> [EXTRACTED RECORDS]
"""

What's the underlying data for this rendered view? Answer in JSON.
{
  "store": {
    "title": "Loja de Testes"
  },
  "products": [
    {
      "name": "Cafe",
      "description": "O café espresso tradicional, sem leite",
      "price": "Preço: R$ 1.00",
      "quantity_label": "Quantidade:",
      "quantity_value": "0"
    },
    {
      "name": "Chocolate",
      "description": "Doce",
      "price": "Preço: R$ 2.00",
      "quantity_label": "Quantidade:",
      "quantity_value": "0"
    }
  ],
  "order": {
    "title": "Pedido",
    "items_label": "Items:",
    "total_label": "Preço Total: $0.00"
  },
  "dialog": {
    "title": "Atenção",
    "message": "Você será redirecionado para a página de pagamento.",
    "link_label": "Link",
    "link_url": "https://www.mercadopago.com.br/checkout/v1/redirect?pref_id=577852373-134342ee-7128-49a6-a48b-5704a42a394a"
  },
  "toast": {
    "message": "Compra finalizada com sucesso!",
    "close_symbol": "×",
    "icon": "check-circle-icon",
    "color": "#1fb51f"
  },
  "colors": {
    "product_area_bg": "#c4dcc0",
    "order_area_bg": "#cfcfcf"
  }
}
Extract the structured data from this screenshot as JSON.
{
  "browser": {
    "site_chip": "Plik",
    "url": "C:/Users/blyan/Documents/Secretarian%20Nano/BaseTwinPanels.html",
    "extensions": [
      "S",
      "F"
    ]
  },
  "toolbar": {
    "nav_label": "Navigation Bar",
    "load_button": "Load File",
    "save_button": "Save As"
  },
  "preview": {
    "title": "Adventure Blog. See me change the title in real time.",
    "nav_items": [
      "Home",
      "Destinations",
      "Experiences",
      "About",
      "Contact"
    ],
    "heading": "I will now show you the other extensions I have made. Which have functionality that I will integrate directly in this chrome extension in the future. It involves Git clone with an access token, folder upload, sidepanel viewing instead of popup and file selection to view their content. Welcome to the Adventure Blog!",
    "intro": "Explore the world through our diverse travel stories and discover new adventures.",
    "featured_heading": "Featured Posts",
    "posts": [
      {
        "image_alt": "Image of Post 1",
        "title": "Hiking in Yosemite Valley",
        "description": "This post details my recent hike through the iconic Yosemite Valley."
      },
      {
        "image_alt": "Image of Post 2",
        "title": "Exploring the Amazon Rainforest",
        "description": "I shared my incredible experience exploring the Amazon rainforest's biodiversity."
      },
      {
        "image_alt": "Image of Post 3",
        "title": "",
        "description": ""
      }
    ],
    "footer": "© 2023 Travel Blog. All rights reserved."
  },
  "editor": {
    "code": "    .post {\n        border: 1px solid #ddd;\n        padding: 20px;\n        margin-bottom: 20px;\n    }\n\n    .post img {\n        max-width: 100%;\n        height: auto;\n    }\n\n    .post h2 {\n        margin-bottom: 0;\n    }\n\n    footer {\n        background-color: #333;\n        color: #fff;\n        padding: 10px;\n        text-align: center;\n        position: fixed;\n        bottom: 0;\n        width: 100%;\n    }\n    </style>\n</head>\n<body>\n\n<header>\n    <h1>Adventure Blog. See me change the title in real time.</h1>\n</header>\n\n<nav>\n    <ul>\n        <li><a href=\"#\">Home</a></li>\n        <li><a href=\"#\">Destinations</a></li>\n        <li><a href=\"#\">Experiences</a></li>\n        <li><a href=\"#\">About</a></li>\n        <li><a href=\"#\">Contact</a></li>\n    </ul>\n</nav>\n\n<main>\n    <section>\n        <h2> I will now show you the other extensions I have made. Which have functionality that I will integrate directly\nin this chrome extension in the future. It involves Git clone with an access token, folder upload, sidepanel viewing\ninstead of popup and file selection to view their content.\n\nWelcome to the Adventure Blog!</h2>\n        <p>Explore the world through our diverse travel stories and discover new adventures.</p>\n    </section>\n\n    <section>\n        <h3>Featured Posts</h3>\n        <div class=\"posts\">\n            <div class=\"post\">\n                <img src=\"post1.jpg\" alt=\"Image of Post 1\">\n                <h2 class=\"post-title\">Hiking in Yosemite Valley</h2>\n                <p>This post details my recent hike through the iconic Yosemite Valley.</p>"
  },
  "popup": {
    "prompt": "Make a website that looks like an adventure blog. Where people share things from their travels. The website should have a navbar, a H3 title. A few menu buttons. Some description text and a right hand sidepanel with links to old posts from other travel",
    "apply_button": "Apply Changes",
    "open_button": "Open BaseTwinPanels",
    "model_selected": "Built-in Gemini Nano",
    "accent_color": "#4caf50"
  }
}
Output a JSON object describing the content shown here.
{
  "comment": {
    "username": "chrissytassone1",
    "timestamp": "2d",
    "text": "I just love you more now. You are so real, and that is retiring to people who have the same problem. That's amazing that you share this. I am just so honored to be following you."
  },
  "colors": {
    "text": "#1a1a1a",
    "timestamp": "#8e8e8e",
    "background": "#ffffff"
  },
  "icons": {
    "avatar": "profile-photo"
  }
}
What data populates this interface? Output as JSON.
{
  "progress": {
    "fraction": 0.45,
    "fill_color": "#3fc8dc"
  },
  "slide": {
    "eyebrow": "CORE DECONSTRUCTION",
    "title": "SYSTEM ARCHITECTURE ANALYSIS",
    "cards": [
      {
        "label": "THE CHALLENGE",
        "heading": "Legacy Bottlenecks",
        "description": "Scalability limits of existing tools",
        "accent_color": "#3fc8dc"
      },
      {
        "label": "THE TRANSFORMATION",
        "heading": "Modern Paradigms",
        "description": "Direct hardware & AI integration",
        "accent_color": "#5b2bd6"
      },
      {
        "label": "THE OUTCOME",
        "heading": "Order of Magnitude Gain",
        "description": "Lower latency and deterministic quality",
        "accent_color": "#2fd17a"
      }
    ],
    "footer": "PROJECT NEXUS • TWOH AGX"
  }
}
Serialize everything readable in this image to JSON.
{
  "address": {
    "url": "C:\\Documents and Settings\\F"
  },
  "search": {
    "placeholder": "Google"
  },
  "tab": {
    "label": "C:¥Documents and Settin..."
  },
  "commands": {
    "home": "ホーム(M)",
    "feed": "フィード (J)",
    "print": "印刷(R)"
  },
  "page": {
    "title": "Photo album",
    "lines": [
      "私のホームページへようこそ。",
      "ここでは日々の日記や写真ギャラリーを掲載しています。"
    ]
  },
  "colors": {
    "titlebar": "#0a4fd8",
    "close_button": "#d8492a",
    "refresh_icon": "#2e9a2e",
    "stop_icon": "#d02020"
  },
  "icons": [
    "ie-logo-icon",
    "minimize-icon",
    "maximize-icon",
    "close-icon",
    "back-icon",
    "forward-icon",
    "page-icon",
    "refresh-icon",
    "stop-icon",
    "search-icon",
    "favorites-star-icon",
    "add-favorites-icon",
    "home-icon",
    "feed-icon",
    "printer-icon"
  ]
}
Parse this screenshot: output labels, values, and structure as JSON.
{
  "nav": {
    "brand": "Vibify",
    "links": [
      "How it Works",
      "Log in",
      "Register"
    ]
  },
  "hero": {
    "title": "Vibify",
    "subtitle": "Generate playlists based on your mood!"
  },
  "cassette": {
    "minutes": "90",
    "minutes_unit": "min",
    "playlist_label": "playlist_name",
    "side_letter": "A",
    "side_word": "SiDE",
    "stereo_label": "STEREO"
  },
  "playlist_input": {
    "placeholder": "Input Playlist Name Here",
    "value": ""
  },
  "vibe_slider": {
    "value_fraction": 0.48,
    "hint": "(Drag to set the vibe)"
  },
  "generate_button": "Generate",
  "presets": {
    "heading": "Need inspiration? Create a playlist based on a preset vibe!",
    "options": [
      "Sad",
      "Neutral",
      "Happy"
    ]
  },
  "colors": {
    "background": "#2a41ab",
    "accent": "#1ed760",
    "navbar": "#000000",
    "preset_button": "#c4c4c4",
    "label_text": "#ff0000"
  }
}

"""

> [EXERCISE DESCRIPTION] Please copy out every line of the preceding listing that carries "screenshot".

> [THE ANSWER]
Extract the structured data from this screenshot as JSON.
Parse this screenshot: output labels, values, and structure as JSON.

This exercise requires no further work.